Instructions to follow:
Would you show every line from the records that holds "subtitle"?

Source information:
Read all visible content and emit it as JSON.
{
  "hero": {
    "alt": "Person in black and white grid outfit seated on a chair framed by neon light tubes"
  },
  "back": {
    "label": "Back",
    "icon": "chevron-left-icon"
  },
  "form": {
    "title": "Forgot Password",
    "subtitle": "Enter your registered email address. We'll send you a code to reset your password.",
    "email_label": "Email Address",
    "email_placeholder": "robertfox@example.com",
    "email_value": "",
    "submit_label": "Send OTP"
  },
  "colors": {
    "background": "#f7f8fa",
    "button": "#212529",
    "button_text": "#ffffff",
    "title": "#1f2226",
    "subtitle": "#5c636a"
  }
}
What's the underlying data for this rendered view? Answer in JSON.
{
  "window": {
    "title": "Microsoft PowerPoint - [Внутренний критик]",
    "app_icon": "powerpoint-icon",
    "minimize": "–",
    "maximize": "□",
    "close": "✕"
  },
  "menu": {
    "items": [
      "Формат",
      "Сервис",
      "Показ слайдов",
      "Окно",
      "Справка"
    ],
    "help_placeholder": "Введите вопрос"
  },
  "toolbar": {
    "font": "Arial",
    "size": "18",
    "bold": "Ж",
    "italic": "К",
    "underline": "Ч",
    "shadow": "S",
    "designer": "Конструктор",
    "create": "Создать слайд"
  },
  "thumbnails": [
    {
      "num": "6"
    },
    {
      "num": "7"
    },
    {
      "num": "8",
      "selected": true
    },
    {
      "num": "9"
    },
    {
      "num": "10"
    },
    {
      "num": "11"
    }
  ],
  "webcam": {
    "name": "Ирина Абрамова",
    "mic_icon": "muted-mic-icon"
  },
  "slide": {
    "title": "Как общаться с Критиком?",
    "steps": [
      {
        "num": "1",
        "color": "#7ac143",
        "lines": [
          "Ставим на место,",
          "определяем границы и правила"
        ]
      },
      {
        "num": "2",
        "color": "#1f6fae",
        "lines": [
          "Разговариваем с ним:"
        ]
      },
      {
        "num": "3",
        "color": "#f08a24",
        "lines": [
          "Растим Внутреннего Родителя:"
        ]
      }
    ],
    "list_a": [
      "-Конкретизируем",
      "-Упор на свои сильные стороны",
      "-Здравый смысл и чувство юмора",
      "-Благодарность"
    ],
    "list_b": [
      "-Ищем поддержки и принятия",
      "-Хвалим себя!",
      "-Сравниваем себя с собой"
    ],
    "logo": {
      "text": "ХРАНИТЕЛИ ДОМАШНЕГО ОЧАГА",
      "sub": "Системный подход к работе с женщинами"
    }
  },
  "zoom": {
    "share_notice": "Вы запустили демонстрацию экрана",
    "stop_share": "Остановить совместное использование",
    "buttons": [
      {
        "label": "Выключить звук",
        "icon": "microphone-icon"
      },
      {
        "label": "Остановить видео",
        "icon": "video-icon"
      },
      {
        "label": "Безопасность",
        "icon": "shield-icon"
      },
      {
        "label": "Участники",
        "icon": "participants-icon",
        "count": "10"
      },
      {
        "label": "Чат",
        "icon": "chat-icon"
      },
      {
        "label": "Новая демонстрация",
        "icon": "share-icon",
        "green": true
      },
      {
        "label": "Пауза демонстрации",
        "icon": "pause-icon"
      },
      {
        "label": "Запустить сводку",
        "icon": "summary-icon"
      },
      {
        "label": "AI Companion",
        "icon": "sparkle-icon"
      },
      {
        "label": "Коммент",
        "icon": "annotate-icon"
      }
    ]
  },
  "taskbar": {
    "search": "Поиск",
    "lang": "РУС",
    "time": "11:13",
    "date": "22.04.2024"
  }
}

Solution to the problem:
    "subtitle": "Enter your registered email address. We'll send you a code to reset your password.",
    "subtitle": "#5c636a"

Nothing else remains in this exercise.